“Um, call one? Duh, no,” I scoffed, like an authority even though I’d literally been here 11 days at that point. “Just walk outside and hail one. Doesn’t matter if it’s 4am or 4pm, you won’t have any trouble.” And I was right, he hailed one literally immediately, which is good for me or I would have looked pretty dumb.
So far, three – THREE! – people have stopped me in the subway and asked me for directions. HOLY CRAP, YOU GUYS! Not only did those people think I was a NEW YORKER, they thought that out of EVERYONE in that subway station, I looked LEAST LIKELY to be a murderer. I wish they had a plaque for that sort of thing. I’d hang it on my wall. If I had the space.
Sometimes I get legitimately depressed because I can’t possibly eat at every single restaurant, diner, deli, take-out counter, coffee shop and bar in New York City.
But damned if I’m not trying to.
It is my mission to eat a different place every single time I go out for food. So far, I’m doing pretty well. Okay, there’s this one falafel place I really like and there’s an awesome sandwich place near my office and WHY FIX WHAT AIN’T BROKE YOU GUYS so I’ve been there a few times, but overall I keep on seeking out new culinary adventures every chance I get.
The best thing about New York is how weird/niche the food gets. I passed a place the other day that advertised “Mexican sushi and Japanese tacos.” There’s a bar-ish establishment near my apartment called Murray’s Cheese Bar and it’s a BAR THAT SERVES ARTISANAL CHEESES so I think I’m going to just live in it because what else does a person need?
I love the variety of food experiences here, too. Yeah, you can find vegan eateries with the pathetic calorie count listed next to their soy cheese and lettuce wrap, but walk out the door and you’ll see a dirty-water hog dog stand staffed by a woman in a burqa asking if you want a 1,000-calorie pretzel. So by turns I indulge myself with the most disgusting pizza slices and cream cheese-loaded bagels and then atone for it by ordering a quinoa salad at a place whose sign advertises their commitment to the locavore movement.

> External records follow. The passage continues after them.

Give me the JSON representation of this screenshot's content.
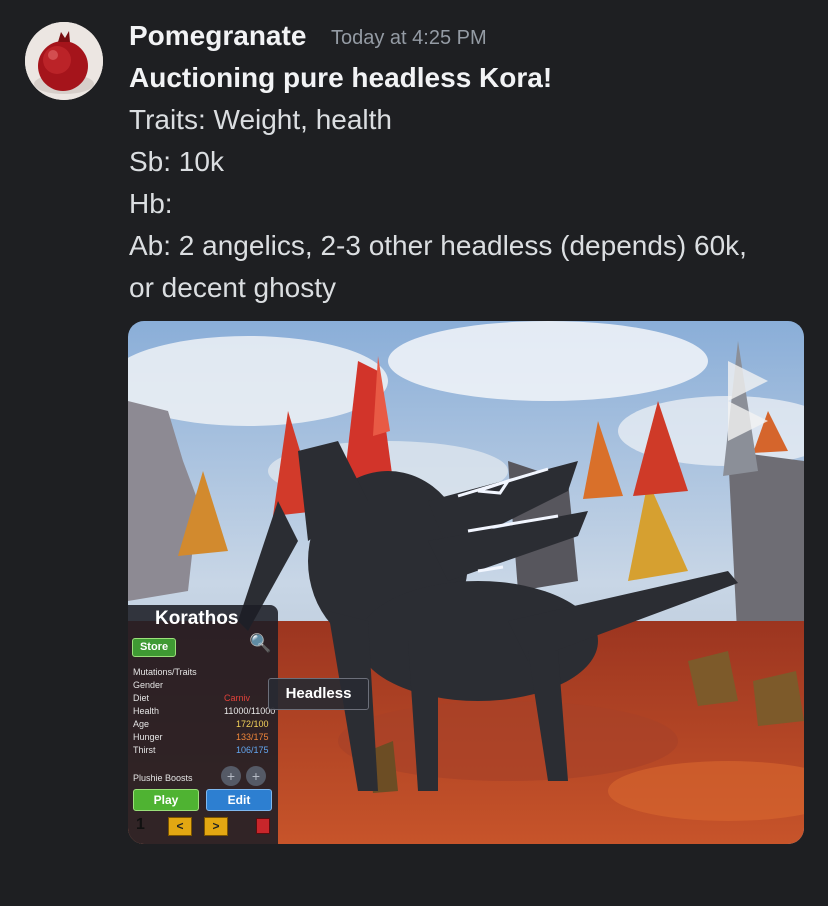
{
  "message": {
    "author": "Pomegranate",
    "timestamp": "Today at 4:25 PM",
    "lines": [
      "Auctioning pure headless Kora!",
      "Traits: Weight, health",
      "Sb: 10k",
      "Hb:",
      "Ab: 2 angelics, 2-3 other headless (depends) 60k,",
      "or decent ghosty"
    ]
  },
  "game_hud": {
    "creature_name": "Korathos",
    "store_label": "Store",
    "stats": [
      {
        "label": "Mutations/Traits",
        "value": ""
      },
      {
        "label": "Gender",
        "value": ""
      },
      {
        "label": "Diet",
        "value": "Carniv"
      },
      {
        "label": "Health",
        "value": "11000/11000"
      },
      {
        "label": "Age",
        "value": "172/100"
      },
      {
        "label": "Hunger",
        "value": "133/175"
      },
      {
        "label": "Thirst",
        "value": "106/175"
      }
    ],
    "plushie_boosts_label": "Plushie Boosts",
    "play_label": "Play",
    "edit_label": "Edit",
    "prev_label": "<",
    "next_label": ">",
    "slot_number": "1",
    "tooltip": "Headless"
  },
  "colors": {
    "background": "#1e1f22",
    "name": "#f2f3f5",
    "timestamp": "#949ba4",
    "text": "#dbdee1"
  }
}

Nothing makes me sound more touristy than talking about all the “culture” in NYC, but whatever. I guess what I mean by “culture” is a certain amount of authenticity – a variety of places and experiences that are wholly and totally unique to New York, from street performers to Central Park to jogging on the Brooklyn bridge to shops and stores that have only ONE location, and it’s here, in New York City.
One of the things I like the most about life here is how well the mom-and-pop shop is doing. Things in our society are becoming increasingly homogenous and commoditized; a Walmart in Kansas is about the same as a Walmart in Vermont is about the same as a Walmart in Shanghai, China. And in some ways that can be nice, because the experience is consistent, and I know what I’m gonna get when I walk into Walmart, even if I’m 2,000 miles from home. But NYC is the only place where I can go to the only existing location of a place called Garrett’s Hardware and have a hasidic Jew with payots show me where the nails are.
So am I going to stay in New York? For a little while, at least. I mean, it’ll be three years before my 401k is fully vested so I guess I’ll try to tough it out at least that long. But in spite of the hot garbage smell and the air conditioner rain and the crowds, there’s something I just love about life here. I guess what I’m saying is, I can think of worse fates that living life post-cancer in what is rightly termed the greatest city in the world.